App Reviewed on: iPad Pro
User Interface Rating:
Replay Value Rating:
Note: This game is free-to-start and asks for $9.99 to unlock the full game. The video above covers the free section of the game.
If Forgotton Anne was an animated movie, it would be more Cats Don’t Dance than Hercules. What I mean by this is Forgotton Anne—though gorgeously rendered—makes a lot of highly-specific choices about its world and characters that limit its appeal. As a game though, this really works in its favor, at least for most of the experience.
Forgotton Anne imagines a parallel universe populated by all the forgotten objects of our world. These include things like socks, antiques, hats, lightbulbs, and more. In this world, these objects (known as Forgotlings) live in mysterious squalor, which has caused some to try and build a pathway back to the real world.
You play as Anne, a human girl who operates as The Enforcer in this society of discarded objects. Your job is to keep the peace and help your master, Bonku, complete his work on the Ether Bridge so that all the Forgotlings in this world can return to their owners. The game begins when Anne is awoken after an attack by Forgotlings who are actively resisting the building of the Ether Bridge.
Anne’s encounter with the Forgotling resistance sends her on an adventure that causes her to question her role as an enforcer and consider the ramifications of building the Ether Bridge.

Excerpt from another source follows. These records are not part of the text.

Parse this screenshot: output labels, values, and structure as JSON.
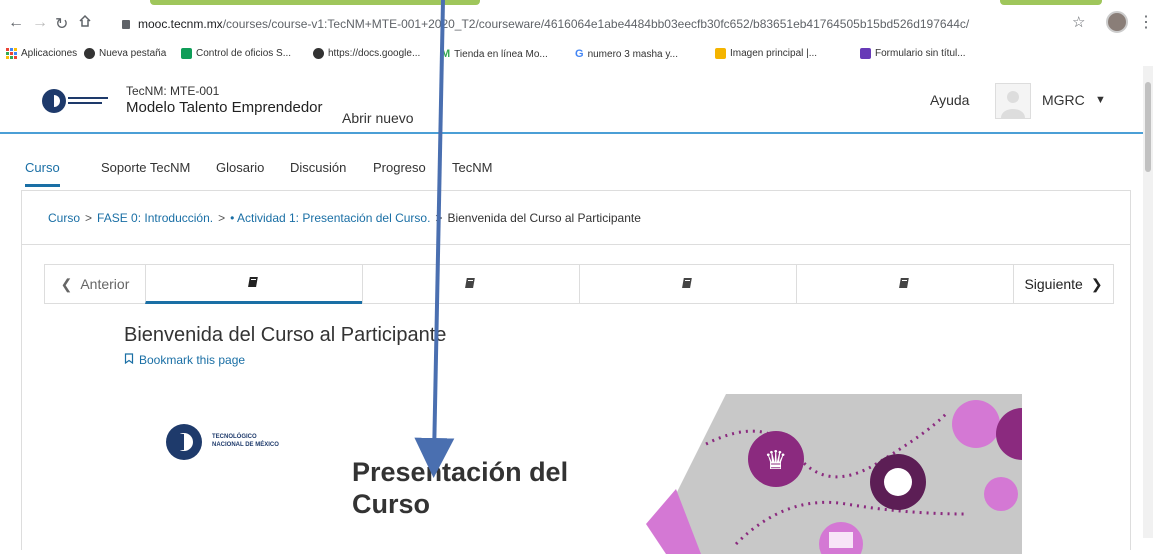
{
  "browser": {
    "url_host": "mooc.tecnm.mx",
    "url_path": "/courses/course-v1:TecNM+MTE-001+2020_T2/courseware/4616064e1abe4484bb03eecfb30fc652/b83651eb41764505b15bd526d197644c/",
    "nav_icons": [
      "back-icon",
      "forward-icon",
      "reload-icon",
      "home-icon",
      "lock-icon",
      "star-icon"
    ],
    "bookmarks": [
      {
        "label": "Aplicaciones",
        "icon": "apps-grid-icon",
        "color": "#ea4335"
      },
      {
        "label": "Nueva pestaña",
        "icon": "globe-icon",
        "color": "#333333"
      },
      {
        "label": "Control de oficios S...",
        "icon": "sheet-icon",
        "color": "#0f9d58"
      },
      {
        "label": "https://docs.google...",
        "icon": "globe-icon",
        "color": "#333333"
      },
      {
        "label": "Tienda en línea Mo...",
        "icon": "m-logo-icon",
        "color": "#34a853"
      },
      {
        "label": "numero 3 masha y...",
        "icon": "google-icon",
        "color": "#4285f4"
      },
      {
        "label": "Imagen principal |...",
        "icon": "image-icon",
        "color": "#f4b400"
      },
      {
        "label": "Formulario sin títul...",
        "icon": "form-icon",
        "color": "#673ab7"
      }
    ]
  },
  "header": {
    "org": "TecNM: MTE-001",
    "course_name": "Modelo Talento Emprendedor",
    "abrir_label": "Abrir nuevo",
    "help_label": "Ayuda",
    "username": "MGRC",
    "accent": "#4b9fd6"
  },
  "course_nav": {
    "tabs": [
      {
        "label": "Curso",
        "active": true
      },
      {
        "label": "Soporte TecNM",
        "active": false
      },
      {
        "label": "Glosario",
        "active": false
      },
      {
        "label": "Discusión",
        "active": false
      },
      {
        "label": "Progreso",
        "active": false
      },
      {
        "label": "TecNM",
        "active": false
      }
    ]
  },
  "breadcrumb": {
    "items": [
      "Curso",
      "FASE 0: Introducción.",
      "• Actividad 1: Presentación del Curso.",
      "Bienvenida del Curso al Participante"
    ],
    "separator": ">"
  },
  "unit_nav": {
    "prev_label": "Anterior",
    "next_label": "Siguiente",
    "sequence_icons": [
      "book-icon",
      "book-icon",
      "book-icon",
      "book-icon"
    ],
    "active_index": 0
  },
  "unit": {
    "title": "Bienvenida del Curso al Participante",
    "bookmark_label": "Bookmark this page",
    "banner_title_line1": "Presentación del",
    "banner_title_line2": "Curso",
    "logo_text_line1": "TECNOLÓGICO",
    "logo_text_line2": "NACIONAL DE MÉXICO"
  },
  "colors": {
    "link": "#1a6fa5",
    "banner_purple": "#8b2a7f",
    "banner_pink": "#d478d4",
    "banner_gray": "#c8c8c8",
    "arrow": "#4a6fb0"
  }
}
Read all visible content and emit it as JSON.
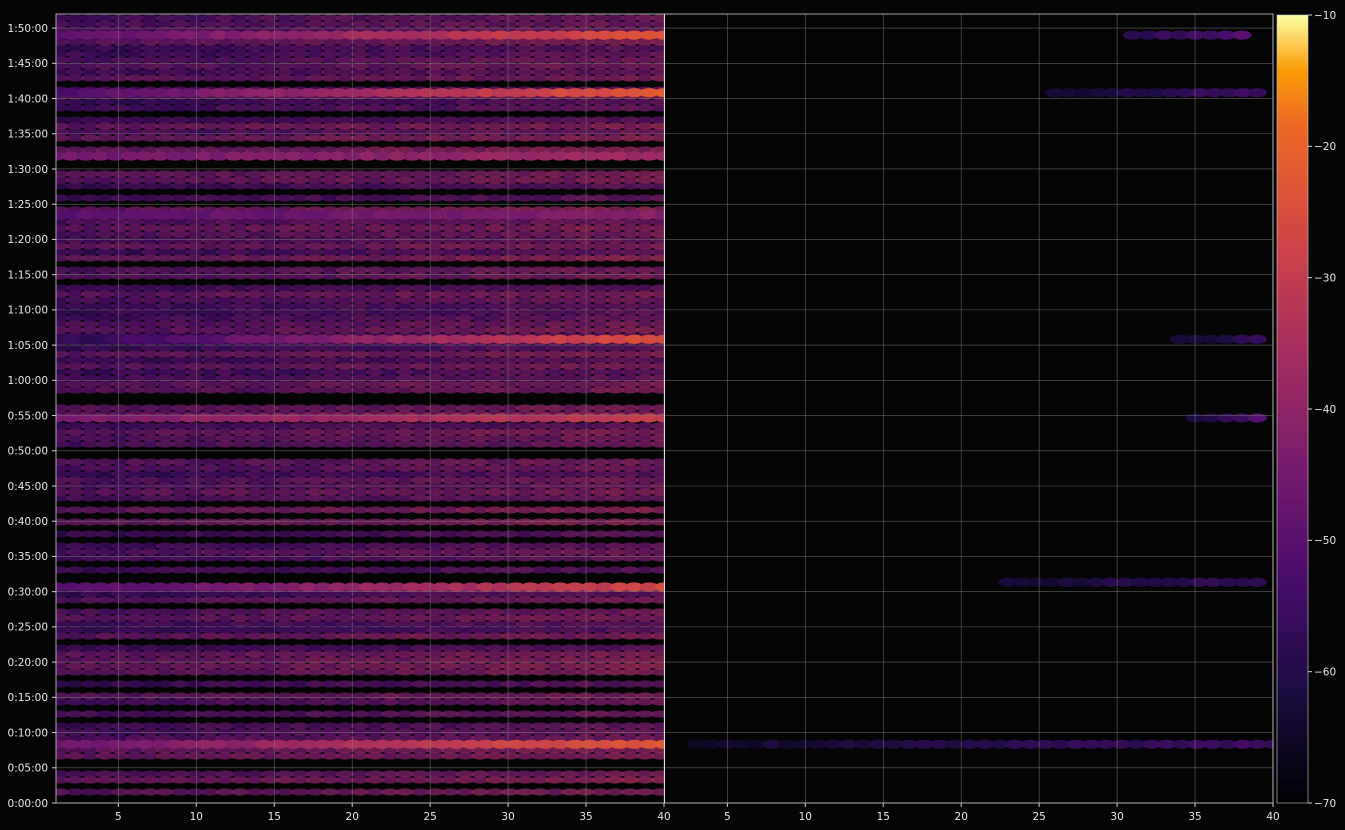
{
  "chart_data": {
    "type": "heatmap",
    "title": "",
    "xlabel": "",
    "ylabel": "",
    "colormap": "inferno",
    "background_color": "#050505",
    "grid": true,
    "grid_color": "#7a7a7a",
    "y_axis": {
      "range": [
        "0:00:00",
        "1:52:00"
      ],
      "tick_labels": [
        "0:00:00",
        "0:05:00",
        "0:10:00",
        "0:15:00",
        "0:20:00",
        "0:25:00",
        "0:30:00",
        "0:35:00",
        "0:40:00",
        "0:45:00",
        "0:50:00",
        "0:55:00",
        "1:00:00",
        "1:05:00",
        "1:10:00",
        "1:15:00",
        "1:20:00",
        "1:25:00",
        "1:30:00",
        "1:35:00",
        "1:40:00",
        "1:45:00",
        "1:50:00"
      ]
    },
    "panels": [
      {
        "name": "",
        "x_range": [
          1,
          40
        ],
        "x_tick_labels": [
          "5",
          "10",
          "15",
          "20",
          "25",
          "30",
          "35",
          "40"
        ]
      },
      {
        "name": "",
        "x_range": [
          1,
          40
        ],
        "x_tick_labels": [
          "5",
          "10",
          "15",
          "20",
          "25",
          "30",
          "35",
          "40"
        ]
      }
    ],
    "colorbar": {
      "range": [
        -70,
        -10
      ],
      "tick_labels": [
        "−10",
        "−20",
        "−30",
        "−40",
        "−50",
        "−60",
        "−70"
      ],
      "tick_values": [
        -10,
        -20,
        -30,
        -40,
        -50,
        -60,
        -70
      ]
    },
    "bands": [
      {
        "time": "0:08:20",
        "panel": 1,
        "x_from": 1,
        "x_to": 40,
        "level_start": -47,
        "level_end": -22
      },
      {
        "time": "0:08:20",
        "panel": 2,
        "x_from": 3,
        "x_to": 40,
        "level_start": -64,
        "level_end": -55
      },
      {
        "time": "0:30:40",
        "panel": 1,
        "x_from": 1,
        "x_to": 40,
        "level_start": -52,
        "level_end": -27
      },
      {
        "time": "0:31:20",
        "panel": 2,
        "x_from": 23,
        "x_to": 39,
        "level_start": -63,
        "level_end": -57
      },
      {
        "time": "0:54:40",
        "panel": 1,
        "x_from": 1,
        "x_to": 40,
        "level_start": -44,
        "level_end": -30
      },
      {
        "time": "0:54:40",
        "panel": 2,
        "x_from": 35,
        "x_to": 39,
        "level_start": -62,
        "level_end": -52
      },
      {
        "time": "1:05:50",
        "panel": 1,
        "x_from": 1,
        "x_to": 40,
        "level_start": -58,
        "level_end": -24
      },
      {
        "time": "1:05:50",
        "panel": 2,
        "x_from": 34,
        "x_to": 39,
        "level_start": -64,
        "level_end": -58
      },
      {
        "time": "1:23:30",
        "panel": 1,
        "x_from": 1,
        "x_to": 40,
        "level_start": -50,
        "level_end": -42
      },
      {
        "time": "1:31:50",
        "panel": 1,
        "x_from": 1,
        "x_to": 40,
        "level_start": -46,
        "level_end": -36
      },
      {
        "time": "1:40:50",
        "panel": 1,
        "x_from": 1,
        "x_to": 40,
        "level_start": -52,
        "level_end": -22
      },
      {
        "time": "1:40:50",
        "panel": 2,
        "x_from": 26,
        "x_to": 39,
        "level_start": -63,
        "level_end": -55
      },
      {
        "time": "1:49:00",
        "panel": 1,
        "x_from": 1,
        "x_to": 40,
        "level_start": -50,
        "level_end": -24
      },
      {
        "time": "1:49:00",
        "panel": 2,
        "x_from": 31,
        "x_to": 38,
        "level_start": -58,
        "level_end": -52
      }
    ]
  }
}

You control Anne through all of this in what is best described as a hybrid adventure/puzzle game. Most of the experience involves you traversing environments via some light platforming, puzzle-solving, and character interaction.

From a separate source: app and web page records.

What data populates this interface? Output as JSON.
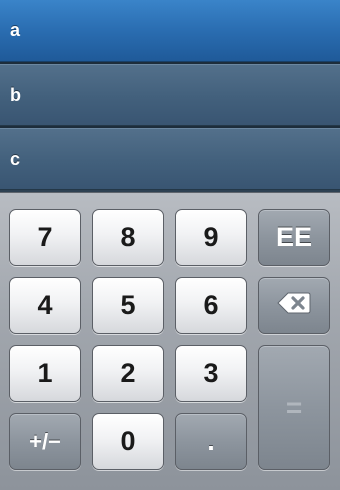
{
  "rows": [
    {
      "label": "a",
      "selected": true
    },
    {
      "label": "b",
      "selected": false
    },
    {
      "label": "c",
      "selected": false
    }
  ],
  "keypad": {
    "k7": "7",
    "k8": "8",
    "k9": "9",
    "ee": "EE",
    "k4": "4",
    "k5": "5",
    "k6": "6",
    "backspace_icon": "backspace-icon",
    "k1": "1",
    "k2": "2",
    "k3": "3",
    "equals": "=",
    "plusminus": "+/−",
    "k0": "0",
    "dot": "."
  },
  "colors": {
    "selected_row": "#2a6db1",
    "row": "#42607c",
    "keypad_bg": "#a2a7ae"
  }
}
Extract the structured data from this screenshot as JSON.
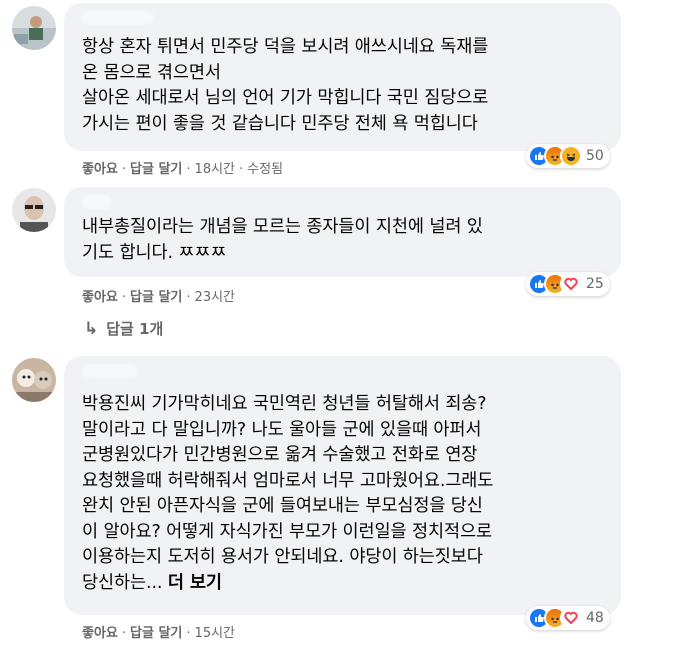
{
  "comments": [
    {
      "text": "항상 혼자 튀면서 민주당 덕을 보시려 애쓰시네요 독재를\n온 몸으로 겪으면서\n살아온 세대로서 님의 언어 기가 막힙니다 국민 짐당으로\n가시는 편이 좋을 것 같습니다 민주당 전체 욕 먹힙니다",
      "like": "좋아요",
      "reply": "답글 달기",
      "time": "18시간",
      "edited": "수정됨",
      "reaction_count": "50",
      "reactions": [
        "like-icon",
        "angry-icon",
        "haha-icon"
      ]
    },
    {
      "text": "내부총질이라는 개념을 모르는 종자들이 지천에 널려 있\n기도 합니다. ㅉㅉㅉ",
      "like": "좋아요",
      "reply": "답글 달기",
      "time": "23시간",
      "reaction_count": "25",
      "reactions": [
        "like-icon",
        "angry-icon",
        "love-icon"
      ]
    },
    {
      "text": "박용진씨 기가막히네요 국민역린 청년들 허탈해서 죄송?\n말이라고 다 말입니까? 나도 울아들 군에 있을때 아퍼서\n군병원있다가 민간병원으로 옮겨 수술했고 전화로 연장\n요청했을때 허락해줘서 엄마로서 너무 고마웠어요.그래도\n완치 안된 아픈자식을 군에 들여보내는 부모심정을 당신\n이 알아요? 어떻게 자식가진 부모가 이런일을 정치적으로\n이용하는지 도저히 용서가 안되네요. 야당이 하는짓보다\n당신하는... ",
      "more": "더 보기",
      "like": "좋아요",
      "reply": "답글 달기",
      "time": "15시간",
      "reaction_count": "48",
      "reactions": [
        "like-icon",
        "angry-icon",
        "love-icon"
      ]
    }
  ],
  "replies_link": "답글 1개",
  "colors": {
    "bubble": "#f0f2f5",
    "meta_text": "#65676b",
    "like_blue": "#1877f2",
    "love_red": "#f33e58"
  }
}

None of the gameplay is particularly groundbreaking, but the way it’s presented certainly is. Forgotton Anne truly looks like you’re playing a 2D animated movie. It’s also fully voice-acted and packed with interesting environments, colorful characters, and beautifully detailed animations. These things combine to make an experience that is oddly propulsive.

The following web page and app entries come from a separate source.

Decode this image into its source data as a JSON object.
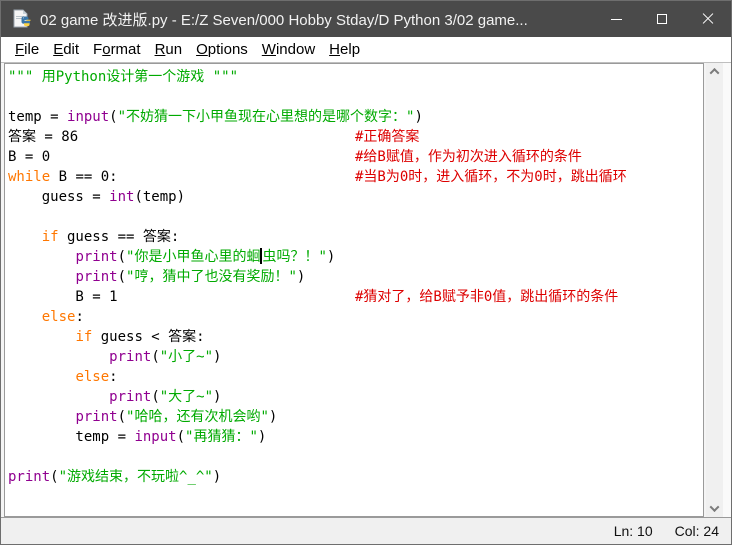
{
  "window": {
    "title": "02 game 改进版.py - E:/Z Seven/000 Hobby Stday/D Python 3/02 game...",
    "icon": "python-file-icon",
    "controls": {
      "minimize": "minimize",
      "maximize": "maximize",
      "close": "close"
    }
  },
  "colors": {
    "titlebar_bg": "#4a4a4a",
    "keyword": "#ff7700",
    "builtin": "#900090",
    "string": "#00aa00",
    "comment": "#dd0000",
    "editor_bg": "#ffffff"
  },
  "menu": {
    "items": [
      {
        "label": "File",
        "underline": 0
      },
      {
        "label": "Edit",
        "underline": 0
      },
      {
        "label": "Format",
        "underline": 1
      },
      {
        "label": "Run",
        "underline": 0
      },
      {
        "label": "Options",
        "underline": 0
      },
      {
        "label": "Window",
        "underline": 0
      },
      {
        "label": "Help",
        "underline": 0
      }
    ]
  },
  "editor": {
    "lines": [
      {
        "seg": [
          {
            "t": "\"\"\" 用Python设计第一个游戏 \"\"\"",
            "c": "str"
          }
        ]
      },
      {
        "seg": []
      },
      {
        "seg": [
          {
            "t": "temp = ",
            "c": "pl"
          },
          {
            "t": "input",
            "c": "bi"
          },
          {
            "t": "(",
            "c": "pl"
          },
          {
            "t": "\"不妨猜一下小甲鱼现在心里想的是哪个数字：\"",
            "c": "str"
          },
          {
            "t": ")",
            "c": "pl"
          }
        ]
      },
      {
        "seg": [
          {
            "t": "答案 = 86",
            "c": "pl"
          }
        ],
        "comment": "#正确答案"
      },
      {
        "seg": [
          {
            "t": "B = 0",
            "c": "pl"
          }
        ],
        "comment": "#给B赋值，作为初次进入循环的条件"
      },
      {
        "seg": [
          {
            "t": "while",
            "c": "kw"
          },
          {
            "t": " B == 0:",
            "c": "pl"
          }
        ],
        "comment": "#当B为0时，进入循环，不为0时，跳出循环"
      },
      {
        "seg": [
          {
            "t": "    guess = ",
            "c": "pl"
          },
          {
            "t": "int",
            "c": "bi"
          },
          {
            "t": "(temp)",
            "c": "pl"
          }
        ]
      },
      {
        "seg": []
      },
      {
        "seg": [
          {
            "t": "    ",
            "c": "pl"
          },
          {
            "t": "if",
            "c": "kw"
          },
          {
            "t": " guess == 答案:",
            "c": "pl"
          }
        ]
      },
      {
        "seg": [
          {
            "t": "        ",
            "c": "pl"
          },
          {
            "t": "print",
            "c": "bi"
          },
          {
            "t": "(",
            "c": "pl"
          },
          {
            "t": "\"你是小甲鱼心里的蛔",
            "c": "str"
          },
          {
            "cursor": true
          },
          {
            "t": "虫吗？！\"",
            "c": "str"
          },
          {
            "t": ")",
            "c": "pl"
          }
        ]
      },
      {
        "seg": [
          {
            "t": "        ",
            "c": "pl"
          },
          {
            "t": "print",
            "c": "bi"
          },
          {
            "t": "(",
            "c": "pl"
          },
          {
            "t": "\"哼，猜中了也没有奖励！\"",
            "c": "str"
          },
          {
            "t": ")",
            "c": "pl"
          }
        ]
      },
      {
        "seg": [
          {
            "t": "        B = 1",
            "c": "pl"
          }
        ],
        "comment": "#猜对了，给B赋予非0值，跳出循环的条件"
      },
      {
        "seg": [
          {
            "t": "    ",
            "c": "pl"
          },
          {
            "t": "else",
            "c": "kw"
          },
          {
            "t": ":",
            "c": "pl"
          }
        ]
      },
      {
        "seg": [
          {
            "t": "        ",
            "c": "pl"
          },
          {
            "t": "if",
            "c": "kw"
          },
          {
            "t": " guess < 答案:",
            "c": "pl"
          }
        ]
      },
      {
        "seg": [
          {
            "t": "            ",
            "c": "pl"
          },
          {
            "t": "print",
            "c": "bi"
          },
          {
            "t": "(",
            "c": "pl"
          },
          {
            "t": "\"小了~\"",
            "c": "str"
          },
          {
            "t": ")",
            "c": "pl"
          }
        ]
      },
      {
        "seg": [
          {
            "t": "        ",
            "c": "pl"
          },
          {
            "t": "else",
            "c": "kw"
          },
          {
            "t": ":",
            "c": "pl"
          }
        ]
      },
      {
        "seg": [
          {
            "t": "            ",
            "c": "pl"
          },
          {
            "t": "print",
            "c": "bi"
          },
          {
            "t": "(",
            "c": "pl"
          },
          {
            "t": "\"大了~\"",
            "c": "str"
          },
          {
            "t": ")",
            "c": "pl"
          }
        ]
      },
      {
        "seg": [
          {
            "t": "        ",
            "c": "pl"
          },
          {
            "t": "print",
            "c": "bi"
          },
          {
            "t": "(",
            "c": "pl"
          },
          {
            "t": "\"哈哈，还有次机会哟\"",
            "c": "str"
          },
          {
            "t": ")",
            "c": "pl"
          }
        ]
      },
      {
        "seg": [
          {
            "t": "        temp = ",
            "c": "pl"
          },
          {
            "t": "input",
            "c": "bi"
          },
          {
            "t": "(",
            "c": "pl"
          },
          {
            "t": "\"再猜猜：\"",
            "c": "str"
          },
          {
            "t": ")",
            "c": "pl"
          }
        ]
      },
      {
        "seg": []
      },
      {
        "seg": [
          {
            "t": "print",
            "c": "bi"
          },
          {
            "t": "(",
            "c": "pl"
          },
          {
            "t": "\"游戏结束，不玩啦^_^\"",
            "c": "str"
          },
          {
            "t": ")",
            "c": "pl"
          }
        ]
      }
    ]
  },
  "status": {
    "line": "Ln: 10",
    "column": "Col: 24"
  }
}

Forgot to finish
Forgotton Anne is much more about enjoying its world, characters, and animation, and nothing highlights this more than when you get stuck in the game. It doesn’t happen often, but on one or two occasions, Forgotton Anne’s gameplay tries to up its mechanical complexity, and it bogs everything down.
Forgotton Anne just isn’t built for complicated actions. This is a game that heavily prioritizes animation, which makes doing even the simplest actions feel clunky and slow. Upping the challenge just exacerbates this problem. It also doesn’t help that there was one puzzle in particular that bugged out on me during my playthrough.
Even if you can manage Forgotton Anne’s sluggish controls just fine, it’s also worth noting that the game has a hard time closing out its story. This is true in both an artistic and technical sense. While the game sends you toward a resolution that both overexplains and cheapens everything that came before it, there are also sections at the end of the game where the voice acting doesn’t play, forcing you to read subtitles in silence.
The bottom line
Although it doesn’t end in an especially satisfying way, I still really enjoyed my time with Forgotton Anne. It builds a really cool world and animates it beautifully. It even contains quite a few touching character moments and explores interesting ideas. These things are rare in games, particularly on the App Store, so its flaws are worth looking past.